“The internalization of age stereotypes means that both societal and self-perceptions of ageing are largely intertwined, as too are their consequences. Both have been shown to be predictive of outcomes related to active ageing, including various health and well-being outcomes, such as life satisfaction, physical health and functioning, physical activity, and mortality.”
How this affects the elderly
With constant reinforcement from both inherent stereotypes long nurtured and more recent interactions within society, this can undermine and belittle individuality that does not adhere to the stereotypes presented.
This does not only occur in one generation, but will continue through society until media perceptions change. In ‘The Risks of Ageism Model’ research paper, the continued cycle of ageism discussed:
“In summary, ageism and negative attitudes toward age can have implications for individuals and societies as they age. There are three pathways through which this can occur. The first, stereotype embodiment, has the propensity to affect individuals moving through the life course, through the internalization of stereotypes that can shape people’s approach to and experiences in later life. The second, stereotype threat, arises because there are contexts in which older adults perceive a risk of confirming negative stereotypes of aging and experience threat and performance decrements due to this. The third is by being a target of ageism and age discrimination, which can result in the unequal and unfair treatment of older people.”
Though ageism has been discussed since the 50’s and small steps have been made towards counteracting it, this is dangerous when you consider the breadth and depth of the prejudices rife in today’s society. When ‘The Portrayal of Older Characters in Disney Films’ looked at the children’s responses to what they had seen, the evidence is alarming:
“Children also believe that younger adults are more fun, nicer looking, more physically able, and preferred over older adults. Middlecamp and Gross (2002) observed in their research that children held significant levels of prejudice when interacting with older adults and that they had higher levels of prejudice toward older women than they did toward older men. Falchikov (1990) found that when children drew pictures of older people, the drawings included images with wrinkles, canes or wheelchairs, glasses, slippers, and hearing aids. The author concluded that the drawings of older people “bear a striking resemblance to the stereotyped portrayals of old men and old women in American children's literature”

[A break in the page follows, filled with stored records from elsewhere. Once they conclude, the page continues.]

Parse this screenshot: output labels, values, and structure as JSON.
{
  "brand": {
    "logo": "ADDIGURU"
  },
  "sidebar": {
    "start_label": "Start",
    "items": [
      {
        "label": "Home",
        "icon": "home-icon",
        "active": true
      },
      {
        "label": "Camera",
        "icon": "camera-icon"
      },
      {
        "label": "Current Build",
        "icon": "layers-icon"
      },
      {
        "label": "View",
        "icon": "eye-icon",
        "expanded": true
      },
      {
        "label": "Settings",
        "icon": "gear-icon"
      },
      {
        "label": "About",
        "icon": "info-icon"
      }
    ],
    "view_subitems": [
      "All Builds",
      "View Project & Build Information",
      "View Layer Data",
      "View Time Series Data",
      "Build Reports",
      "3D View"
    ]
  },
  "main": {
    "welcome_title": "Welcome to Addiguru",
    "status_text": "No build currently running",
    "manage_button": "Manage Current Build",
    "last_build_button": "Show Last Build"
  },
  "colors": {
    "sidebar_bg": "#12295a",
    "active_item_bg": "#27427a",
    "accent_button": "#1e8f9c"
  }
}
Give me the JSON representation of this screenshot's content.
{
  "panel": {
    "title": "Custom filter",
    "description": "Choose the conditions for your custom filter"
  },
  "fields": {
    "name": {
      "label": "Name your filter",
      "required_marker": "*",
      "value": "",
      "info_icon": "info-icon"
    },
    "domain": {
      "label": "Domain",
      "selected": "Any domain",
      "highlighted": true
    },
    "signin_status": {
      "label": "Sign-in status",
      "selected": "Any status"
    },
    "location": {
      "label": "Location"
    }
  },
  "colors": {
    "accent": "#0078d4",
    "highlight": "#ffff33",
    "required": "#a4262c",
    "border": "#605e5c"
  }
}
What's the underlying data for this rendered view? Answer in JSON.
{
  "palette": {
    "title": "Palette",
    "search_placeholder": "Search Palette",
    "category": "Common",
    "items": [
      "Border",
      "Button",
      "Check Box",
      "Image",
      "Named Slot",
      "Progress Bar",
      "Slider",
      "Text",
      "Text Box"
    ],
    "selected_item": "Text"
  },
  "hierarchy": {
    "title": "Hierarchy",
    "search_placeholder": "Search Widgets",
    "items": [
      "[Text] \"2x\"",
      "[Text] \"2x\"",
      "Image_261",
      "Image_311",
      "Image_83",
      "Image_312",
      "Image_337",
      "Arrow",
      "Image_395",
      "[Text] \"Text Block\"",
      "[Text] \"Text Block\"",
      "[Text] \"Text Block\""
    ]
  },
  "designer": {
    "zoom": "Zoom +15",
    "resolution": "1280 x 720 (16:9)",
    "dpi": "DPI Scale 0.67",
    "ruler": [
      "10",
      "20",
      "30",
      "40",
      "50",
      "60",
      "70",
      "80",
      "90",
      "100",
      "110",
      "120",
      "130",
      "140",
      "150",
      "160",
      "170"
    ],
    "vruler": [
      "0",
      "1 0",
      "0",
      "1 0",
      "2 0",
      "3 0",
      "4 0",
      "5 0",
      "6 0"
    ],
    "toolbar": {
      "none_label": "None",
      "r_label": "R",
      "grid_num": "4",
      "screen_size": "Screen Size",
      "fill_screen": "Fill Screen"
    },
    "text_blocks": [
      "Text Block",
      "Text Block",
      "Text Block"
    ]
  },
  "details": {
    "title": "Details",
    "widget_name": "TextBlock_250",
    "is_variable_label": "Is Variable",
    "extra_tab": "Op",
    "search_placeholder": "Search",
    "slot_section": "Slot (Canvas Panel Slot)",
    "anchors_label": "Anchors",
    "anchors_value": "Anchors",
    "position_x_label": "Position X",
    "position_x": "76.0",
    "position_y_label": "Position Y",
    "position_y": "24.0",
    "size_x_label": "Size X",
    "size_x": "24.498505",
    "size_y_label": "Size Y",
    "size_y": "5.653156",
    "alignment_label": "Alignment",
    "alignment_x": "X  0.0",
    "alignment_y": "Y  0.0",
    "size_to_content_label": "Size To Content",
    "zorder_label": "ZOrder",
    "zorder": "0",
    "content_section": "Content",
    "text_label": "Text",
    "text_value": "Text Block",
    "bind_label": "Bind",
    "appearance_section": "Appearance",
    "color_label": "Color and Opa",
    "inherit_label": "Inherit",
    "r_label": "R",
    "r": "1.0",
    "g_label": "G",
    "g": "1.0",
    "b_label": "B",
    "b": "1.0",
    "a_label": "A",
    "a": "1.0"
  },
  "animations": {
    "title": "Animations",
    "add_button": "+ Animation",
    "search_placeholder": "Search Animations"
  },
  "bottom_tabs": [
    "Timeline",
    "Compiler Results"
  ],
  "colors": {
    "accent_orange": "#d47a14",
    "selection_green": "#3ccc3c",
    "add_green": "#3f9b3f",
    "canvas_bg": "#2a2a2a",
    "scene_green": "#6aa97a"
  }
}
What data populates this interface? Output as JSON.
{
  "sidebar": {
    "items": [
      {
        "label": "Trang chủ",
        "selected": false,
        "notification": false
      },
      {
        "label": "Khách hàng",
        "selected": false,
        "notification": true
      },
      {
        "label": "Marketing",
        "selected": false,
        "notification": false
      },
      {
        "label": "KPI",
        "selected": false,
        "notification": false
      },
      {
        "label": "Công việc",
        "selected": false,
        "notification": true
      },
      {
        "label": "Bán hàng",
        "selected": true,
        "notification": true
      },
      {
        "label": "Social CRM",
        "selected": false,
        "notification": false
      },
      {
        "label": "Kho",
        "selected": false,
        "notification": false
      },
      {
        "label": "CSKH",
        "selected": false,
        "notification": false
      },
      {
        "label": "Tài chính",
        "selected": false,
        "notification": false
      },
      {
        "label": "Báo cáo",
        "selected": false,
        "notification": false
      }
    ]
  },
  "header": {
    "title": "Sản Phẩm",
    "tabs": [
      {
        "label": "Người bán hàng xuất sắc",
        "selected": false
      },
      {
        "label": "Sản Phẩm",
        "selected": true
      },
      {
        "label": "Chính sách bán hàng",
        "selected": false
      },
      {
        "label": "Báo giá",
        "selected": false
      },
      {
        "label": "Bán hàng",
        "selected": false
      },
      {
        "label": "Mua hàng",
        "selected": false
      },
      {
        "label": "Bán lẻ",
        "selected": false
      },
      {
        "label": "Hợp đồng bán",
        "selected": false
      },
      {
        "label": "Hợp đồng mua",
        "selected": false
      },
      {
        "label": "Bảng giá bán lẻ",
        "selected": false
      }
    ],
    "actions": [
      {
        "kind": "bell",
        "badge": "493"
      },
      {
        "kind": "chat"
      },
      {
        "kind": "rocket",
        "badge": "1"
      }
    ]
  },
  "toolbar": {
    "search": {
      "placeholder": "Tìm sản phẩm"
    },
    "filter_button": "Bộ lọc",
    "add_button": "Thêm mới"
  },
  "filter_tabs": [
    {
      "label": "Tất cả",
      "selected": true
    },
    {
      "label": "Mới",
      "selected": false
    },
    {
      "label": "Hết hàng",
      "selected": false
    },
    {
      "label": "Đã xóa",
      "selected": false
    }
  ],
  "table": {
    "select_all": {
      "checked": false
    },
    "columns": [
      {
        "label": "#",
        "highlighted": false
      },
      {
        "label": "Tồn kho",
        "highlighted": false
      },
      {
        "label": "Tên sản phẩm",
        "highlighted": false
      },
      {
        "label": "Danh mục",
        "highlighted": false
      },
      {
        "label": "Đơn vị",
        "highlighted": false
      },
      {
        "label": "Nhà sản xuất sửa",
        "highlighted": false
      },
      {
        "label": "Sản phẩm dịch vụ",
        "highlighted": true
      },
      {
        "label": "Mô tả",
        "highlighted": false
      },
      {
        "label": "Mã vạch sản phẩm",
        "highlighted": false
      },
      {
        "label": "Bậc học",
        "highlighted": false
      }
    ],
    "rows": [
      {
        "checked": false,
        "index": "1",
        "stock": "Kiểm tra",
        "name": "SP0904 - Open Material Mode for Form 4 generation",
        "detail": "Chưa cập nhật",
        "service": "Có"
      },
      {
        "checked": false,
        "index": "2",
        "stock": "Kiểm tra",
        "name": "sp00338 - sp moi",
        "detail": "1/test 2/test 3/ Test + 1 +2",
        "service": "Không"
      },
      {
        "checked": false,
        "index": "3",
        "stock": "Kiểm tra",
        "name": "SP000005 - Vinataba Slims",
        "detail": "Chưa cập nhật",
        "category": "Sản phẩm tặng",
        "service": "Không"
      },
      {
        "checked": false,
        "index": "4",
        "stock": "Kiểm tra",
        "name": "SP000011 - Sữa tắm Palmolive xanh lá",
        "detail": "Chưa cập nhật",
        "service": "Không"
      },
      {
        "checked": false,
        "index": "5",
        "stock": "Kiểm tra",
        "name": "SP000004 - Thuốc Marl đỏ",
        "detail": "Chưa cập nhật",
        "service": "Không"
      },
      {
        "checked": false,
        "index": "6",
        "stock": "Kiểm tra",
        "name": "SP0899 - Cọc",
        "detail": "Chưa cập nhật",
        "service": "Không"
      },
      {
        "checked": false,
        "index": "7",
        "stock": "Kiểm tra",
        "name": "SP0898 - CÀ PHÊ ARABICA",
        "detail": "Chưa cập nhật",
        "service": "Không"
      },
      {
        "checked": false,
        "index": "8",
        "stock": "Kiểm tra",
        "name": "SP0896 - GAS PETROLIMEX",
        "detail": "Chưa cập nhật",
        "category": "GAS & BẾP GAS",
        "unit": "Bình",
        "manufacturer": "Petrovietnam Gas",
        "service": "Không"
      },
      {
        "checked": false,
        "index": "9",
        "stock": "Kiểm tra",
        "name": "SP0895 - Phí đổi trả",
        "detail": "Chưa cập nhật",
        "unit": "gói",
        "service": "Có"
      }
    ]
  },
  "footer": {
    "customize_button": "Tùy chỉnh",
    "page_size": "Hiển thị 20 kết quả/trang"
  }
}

This news article is from Handicare UK. Articles that appear on this website are for information purposes only.